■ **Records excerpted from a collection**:
--------------------------------
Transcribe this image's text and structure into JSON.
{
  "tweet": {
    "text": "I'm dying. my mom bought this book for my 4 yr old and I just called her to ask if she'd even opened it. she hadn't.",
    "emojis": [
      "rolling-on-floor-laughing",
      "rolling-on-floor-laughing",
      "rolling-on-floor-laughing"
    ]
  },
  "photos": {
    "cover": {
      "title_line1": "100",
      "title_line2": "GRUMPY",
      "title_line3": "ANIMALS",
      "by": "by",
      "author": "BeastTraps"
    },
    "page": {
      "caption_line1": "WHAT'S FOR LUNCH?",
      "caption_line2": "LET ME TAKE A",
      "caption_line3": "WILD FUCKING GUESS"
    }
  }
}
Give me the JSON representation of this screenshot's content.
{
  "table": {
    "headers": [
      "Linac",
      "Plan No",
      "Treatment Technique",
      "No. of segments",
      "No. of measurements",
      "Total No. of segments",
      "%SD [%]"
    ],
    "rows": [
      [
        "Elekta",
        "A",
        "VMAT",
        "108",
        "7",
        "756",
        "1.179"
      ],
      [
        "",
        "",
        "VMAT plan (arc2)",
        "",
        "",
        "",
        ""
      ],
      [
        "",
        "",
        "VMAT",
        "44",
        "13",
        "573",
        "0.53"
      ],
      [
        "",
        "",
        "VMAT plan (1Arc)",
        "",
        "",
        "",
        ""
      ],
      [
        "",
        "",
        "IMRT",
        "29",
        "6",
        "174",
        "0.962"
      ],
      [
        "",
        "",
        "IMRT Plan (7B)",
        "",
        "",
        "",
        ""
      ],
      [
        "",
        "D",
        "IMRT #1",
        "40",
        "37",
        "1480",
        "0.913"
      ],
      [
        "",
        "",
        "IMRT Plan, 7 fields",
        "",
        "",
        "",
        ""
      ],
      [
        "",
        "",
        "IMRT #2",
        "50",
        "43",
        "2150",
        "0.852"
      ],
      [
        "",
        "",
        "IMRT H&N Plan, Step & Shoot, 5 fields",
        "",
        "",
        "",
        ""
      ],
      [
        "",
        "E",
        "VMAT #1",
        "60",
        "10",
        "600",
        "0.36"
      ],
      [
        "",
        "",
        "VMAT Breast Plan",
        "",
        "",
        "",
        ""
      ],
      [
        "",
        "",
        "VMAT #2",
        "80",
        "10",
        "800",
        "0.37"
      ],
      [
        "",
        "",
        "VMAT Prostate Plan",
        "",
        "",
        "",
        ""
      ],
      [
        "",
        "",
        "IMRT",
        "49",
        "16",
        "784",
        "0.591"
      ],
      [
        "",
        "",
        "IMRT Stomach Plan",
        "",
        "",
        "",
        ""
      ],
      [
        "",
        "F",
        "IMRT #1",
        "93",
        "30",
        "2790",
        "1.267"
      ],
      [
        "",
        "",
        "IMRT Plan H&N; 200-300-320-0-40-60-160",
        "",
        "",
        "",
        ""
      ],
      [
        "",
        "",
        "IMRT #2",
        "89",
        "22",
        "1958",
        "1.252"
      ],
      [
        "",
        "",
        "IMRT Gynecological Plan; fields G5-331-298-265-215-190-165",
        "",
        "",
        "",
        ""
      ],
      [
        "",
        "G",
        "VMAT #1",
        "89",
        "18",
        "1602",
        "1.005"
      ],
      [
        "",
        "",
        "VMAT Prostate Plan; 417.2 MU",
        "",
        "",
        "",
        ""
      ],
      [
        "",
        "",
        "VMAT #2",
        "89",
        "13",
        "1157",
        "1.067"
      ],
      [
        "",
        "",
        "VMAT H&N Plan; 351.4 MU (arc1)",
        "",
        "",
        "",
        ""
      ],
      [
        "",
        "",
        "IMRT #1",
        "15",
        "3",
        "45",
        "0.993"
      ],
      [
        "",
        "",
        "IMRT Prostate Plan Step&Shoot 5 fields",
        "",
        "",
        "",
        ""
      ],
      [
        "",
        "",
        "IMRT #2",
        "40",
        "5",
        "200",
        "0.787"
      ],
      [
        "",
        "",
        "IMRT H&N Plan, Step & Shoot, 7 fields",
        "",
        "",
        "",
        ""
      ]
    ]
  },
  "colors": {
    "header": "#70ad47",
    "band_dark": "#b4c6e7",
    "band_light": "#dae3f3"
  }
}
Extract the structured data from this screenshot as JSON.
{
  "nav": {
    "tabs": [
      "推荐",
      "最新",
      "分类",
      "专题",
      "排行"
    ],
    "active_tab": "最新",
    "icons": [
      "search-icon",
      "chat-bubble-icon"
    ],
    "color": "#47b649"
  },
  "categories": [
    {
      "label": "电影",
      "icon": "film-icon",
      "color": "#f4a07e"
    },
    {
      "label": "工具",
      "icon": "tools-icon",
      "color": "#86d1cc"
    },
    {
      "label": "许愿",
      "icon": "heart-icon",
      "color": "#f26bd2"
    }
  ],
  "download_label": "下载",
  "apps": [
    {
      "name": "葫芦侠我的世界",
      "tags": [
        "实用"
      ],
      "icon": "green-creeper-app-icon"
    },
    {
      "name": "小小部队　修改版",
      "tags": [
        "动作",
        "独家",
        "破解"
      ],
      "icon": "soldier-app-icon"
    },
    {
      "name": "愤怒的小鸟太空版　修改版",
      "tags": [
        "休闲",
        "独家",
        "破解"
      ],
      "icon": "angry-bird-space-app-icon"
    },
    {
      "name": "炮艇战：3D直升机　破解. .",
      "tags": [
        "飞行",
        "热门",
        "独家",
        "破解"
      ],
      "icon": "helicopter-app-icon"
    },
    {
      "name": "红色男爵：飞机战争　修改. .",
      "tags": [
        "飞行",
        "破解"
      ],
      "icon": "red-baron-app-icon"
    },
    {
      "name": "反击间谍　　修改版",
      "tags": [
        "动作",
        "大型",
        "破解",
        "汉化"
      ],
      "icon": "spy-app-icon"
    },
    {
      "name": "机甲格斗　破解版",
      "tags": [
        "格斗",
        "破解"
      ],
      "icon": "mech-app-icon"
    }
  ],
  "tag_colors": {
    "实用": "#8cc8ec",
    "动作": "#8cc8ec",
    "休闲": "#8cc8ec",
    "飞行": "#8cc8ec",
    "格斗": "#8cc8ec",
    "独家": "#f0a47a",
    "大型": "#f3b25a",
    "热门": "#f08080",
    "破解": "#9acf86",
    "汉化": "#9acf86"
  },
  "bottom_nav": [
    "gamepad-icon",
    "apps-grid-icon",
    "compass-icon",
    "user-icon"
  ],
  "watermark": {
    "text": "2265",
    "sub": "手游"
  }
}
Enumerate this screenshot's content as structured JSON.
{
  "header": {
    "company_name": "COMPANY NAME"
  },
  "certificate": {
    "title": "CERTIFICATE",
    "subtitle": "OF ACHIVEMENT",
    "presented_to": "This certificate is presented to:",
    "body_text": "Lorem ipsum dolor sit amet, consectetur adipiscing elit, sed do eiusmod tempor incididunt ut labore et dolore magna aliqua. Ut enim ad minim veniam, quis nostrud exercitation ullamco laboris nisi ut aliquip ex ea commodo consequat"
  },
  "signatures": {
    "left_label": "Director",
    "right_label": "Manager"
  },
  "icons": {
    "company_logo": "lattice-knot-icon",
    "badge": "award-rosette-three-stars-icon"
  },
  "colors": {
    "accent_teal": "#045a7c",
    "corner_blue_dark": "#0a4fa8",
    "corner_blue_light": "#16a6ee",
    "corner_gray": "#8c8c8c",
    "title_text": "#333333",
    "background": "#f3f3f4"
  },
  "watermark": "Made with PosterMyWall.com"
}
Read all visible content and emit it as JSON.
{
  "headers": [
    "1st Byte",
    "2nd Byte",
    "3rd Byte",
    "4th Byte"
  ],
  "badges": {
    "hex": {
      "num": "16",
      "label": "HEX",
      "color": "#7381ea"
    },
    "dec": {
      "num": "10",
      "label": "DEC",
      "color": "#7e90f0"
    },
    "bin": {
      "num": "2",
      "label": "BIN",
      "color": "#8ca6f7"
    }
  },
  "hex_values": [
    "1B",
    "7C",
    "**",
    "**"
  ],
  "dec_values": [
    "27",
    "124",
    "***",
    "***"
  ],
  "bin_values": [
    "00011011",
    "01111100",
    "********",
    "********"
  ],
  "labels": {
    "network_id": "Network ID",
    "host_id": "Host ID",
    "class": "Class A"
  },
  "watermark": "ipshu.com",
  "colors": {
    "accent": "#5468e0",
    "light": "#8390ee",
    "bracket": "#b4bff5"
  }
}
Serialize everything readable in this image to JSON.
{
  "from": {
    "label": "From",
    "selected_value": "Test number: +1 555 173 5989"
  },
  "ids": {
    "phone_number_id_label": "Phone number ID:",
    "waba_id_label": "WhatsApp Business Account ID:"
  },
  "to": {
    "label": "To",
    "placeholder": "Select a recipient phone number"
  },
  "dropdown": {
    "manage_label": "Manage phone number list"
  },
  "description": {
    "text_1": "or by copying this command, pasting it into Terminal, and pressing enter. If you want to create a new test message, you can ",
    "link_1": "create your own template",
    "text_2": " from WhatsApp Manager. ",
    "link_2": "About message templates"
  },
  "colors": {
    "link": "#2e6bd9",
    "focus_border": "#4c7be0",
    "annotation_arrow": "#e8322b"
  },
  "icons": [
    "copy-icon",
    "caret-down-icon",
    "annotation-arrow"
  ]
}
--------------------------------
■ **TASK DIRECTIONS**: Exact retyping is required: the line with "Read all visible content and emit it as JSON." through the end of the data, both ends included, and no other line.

■ **WORKED SOLUTION**:
Read all visible content and emit it as JSON.
{
  "headers": [
    "1st Byte",
    "2nd Byte",
    "3rd Byte",
    "4th Byte"
  ],
  "badges": {
    "hex": {
      "num": "16",
      "label": "HEX",
      "color": "#7381ea"
    },
    "dec": {
      "num": "10",
      "label": "DEC",
      "color": "#7e90f0"
    },
    "bin": {
      "num": "2",
      "label": "BIN",
      "color": "#8ca6f7"
    }
  },
  "hex_values": [
    "1B",
    "7C",
    "**",
    "**"
  ],
  "dec_values": [
    "27",
    "124",
    "***",
    "***"
  ],
  "bin_values": [
    "00011011",
    "01111100",
    "********",
    "********"
  ],
  "labels": {
    "network_id": "Network ID",
    "host_id": "Host ID",
    "class": "Class A"
  },
  "watermark": "ipshu.com",
  "colors": {
    "accent": "#5468e0",
    "light": "#8390ee",
    "bracket": "#b4bff5"
  }
}
Serialize everything readable in this image to JSON.
{
  "from": {
    "label": "From",
    "selected_value": "Test number: +1 555 173 5989"
  },
  "ids": {
    "phone_number_id_label": "Phone number ID:",
    "waba_id_label": "WhatsApp Business Account ID:"
  },
  "to": {
    "label": "To",
    "placeholder": "Select a recipient phone number"
  },
  "dropdown": {
    "manage_label": "Manage phone number list"
  },
  "description": {
    "text_1": "or by copying this command, pasting it into Terminal, and pressing enter. If you want to create a new test message, you can ",
    "link_1": "create your own template",
    "text_2": " from WhatsApp Manager. ",
    "link_2": "About message templates"
  },
  "colors": {
    "link": "#2e6bd9",
    "focus_border": "#4c7be0",
    "annotation_arrow": "#e8322b"
  },
  "icons": [
    "copy-icon",
    "caret-down-icon",
    "annotation-arrow"
  ]
}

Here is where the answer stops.